Podcasts Politics and Protest

New York City and the Underground Railroad: Escaping to freedom through a hostile city

PODCAST For thousands of people escaping the bonds of slavery in the South, the journey to freedom wound its way through New York City via the Underground Railroad. The Underground Railroad was a loose, clandestine network of homes, businesses and churches, operated by freed black people and white abolitionists who put it upon themselves —… Read More

Bowery Boys Bookshelf Wartime New York

‘Shooting Lincoln’: The Complicated Story Behind America’s First Wartime Photographs

Alexander Gardner is a bit of a Nikola Tesla-like figure in American history in that his contributions were largely overlooked in his day, concealed within a partnership with a famous business titan. That titan was Mathew Brady, the most famous photographer of the 19th century, with studios in New York and Washington D.C. that captured… Read More

Bronx History

Robert E. Lee in the Hall of Fame? There were concerns even back in 1900

On Wednesday, Governor Andrew Cuomo announced that the busts of Robert E. Lee and Stonewall Jackson, located on the campus of Bronx Community College, would be permanently evicted, following the removal and dismantling of several sculptural depictions of the Confederate generals across the country in recent days. There are many great Americans, many of them… Read More
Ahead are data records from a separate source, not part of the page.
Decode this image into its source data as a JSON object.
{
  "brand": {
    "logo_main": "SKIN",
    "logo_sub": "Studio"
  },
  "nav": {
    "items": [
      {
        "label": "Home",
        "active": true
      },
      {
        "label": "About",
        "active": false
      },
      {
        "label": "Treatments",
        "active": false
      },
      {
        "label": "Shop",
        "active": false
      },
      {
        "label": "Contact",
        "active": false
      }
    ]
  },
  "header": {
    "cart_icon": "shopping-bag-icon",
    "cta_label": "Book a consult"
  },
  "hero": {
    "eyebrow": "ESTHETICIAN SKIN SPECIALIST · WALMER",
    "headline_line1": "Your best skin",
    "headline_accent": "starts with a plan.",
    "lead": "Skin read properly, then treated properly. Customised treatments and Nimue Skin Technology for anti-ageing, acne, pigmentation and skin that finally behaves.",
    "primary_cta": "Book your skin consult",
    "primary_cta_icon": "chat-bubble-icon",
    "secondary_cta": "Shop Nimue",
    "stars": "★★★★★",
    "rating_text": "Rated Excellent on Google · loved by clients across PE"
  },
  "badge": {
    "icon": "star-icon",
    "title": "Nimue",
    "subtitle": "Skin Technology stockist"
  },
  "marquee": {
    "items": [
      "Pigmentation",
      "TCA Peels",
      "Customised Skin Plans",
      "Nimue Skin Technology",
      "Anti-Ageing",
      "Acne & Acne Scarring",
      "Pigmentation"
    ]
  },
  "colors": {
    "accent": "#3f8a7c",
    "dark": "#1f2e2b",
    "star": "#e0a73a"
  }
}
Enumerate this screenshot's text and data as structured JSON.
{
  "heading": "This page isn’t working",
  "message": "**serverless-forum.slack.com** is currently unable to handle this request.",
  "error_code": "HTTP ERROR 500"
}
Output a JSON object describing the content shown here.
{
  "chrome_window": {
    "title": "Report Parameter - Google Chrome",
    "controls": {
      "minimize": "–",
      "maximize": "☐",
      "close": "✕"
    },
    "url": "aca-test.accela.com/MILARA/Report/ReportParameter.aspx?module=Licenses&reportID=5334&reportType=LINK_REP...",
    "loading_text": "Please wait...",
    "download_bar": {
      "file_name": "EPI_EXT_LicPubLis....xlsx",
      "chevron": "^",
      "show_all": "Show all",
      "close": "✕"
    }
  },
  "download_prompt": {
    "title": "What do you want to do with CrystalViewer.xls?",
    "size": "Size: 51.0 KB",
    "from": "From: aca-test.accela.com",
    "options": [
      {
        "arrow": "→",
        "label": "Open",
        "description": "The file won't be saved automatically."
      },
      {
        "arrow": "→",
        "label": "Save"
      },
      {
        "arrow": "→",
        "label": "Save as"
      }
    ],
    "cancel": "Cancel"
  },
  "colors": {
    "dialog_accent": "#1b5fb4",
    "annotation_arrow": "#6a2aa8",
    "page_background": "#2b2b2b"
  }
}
American History

History in the Making 4/9: The Appomattox Surrender Edition

“PEACE DOES NOT APPEAR TO BE SO DISTANT”: One hundred and fifty years ago today,  Robert E Lee surrendered the Virginia army to Ulysses S. Grant. This ended the American Civil War, more or less. It took several days for the news to get around of course. The last recognized battle of the Civil War… Read More

True Crime

That rascal Daniel Sickles, the beloved politician and veteran who killed the son of Francis Scott Key

We don’t have large, parade-like funeral processions marching up the avenues as they once did during the Gilded Age and in the early years of the 20th century. These events were times of public mourning and a bit of festivity.  Most often they involved the passing of a well-connected political leader or a popular entertainers.… Read More


Months after the Draft Riots, New York celebrates the first national Thanksgiving, in the shadow of war and lunar eclipse

Above: A Thomas Nast illustration from Harper’s Weekly, November 1863, clearly putting the event in the context of war and hardship.  In practice, Thanksgiving celebrates the supposed feast between the Pilgrims and their Native American neighbors in Massachusetts. But meals of ‘thanksgiving’ have been part of the Western world customs for hundreds of years, and… Read More

Know Your Mayors

George Opdyke: The mayor during the Civil War Draft Riots and his unsavory connection to New York’s fashion industry

KNOW YOUR MAYORS A modest little series about some of the greatest, notorious, most important, even most useless, mayors of New York City. Other entrants in the Bowery Boys mayoral survey can be found here.Mayor George OpdykeIn office: 1862-1863 The wealthy merchant and politician George Opdyke died on June 12, 1880, attended to by his family from… Read More

American History Wartime New York

It’s the 150th anniversary of the 1863 Civil War Draft Riots. Why should we care?

Police try to restore order in front of the New York Tribune building, a pro-Lincoln publication being attacked by rioters. Why are there no permanent remembrances of any significant kind in New York City to the Civil War Draft Riots?   It was the most grave, the most tumultuous event in New York City history… Read More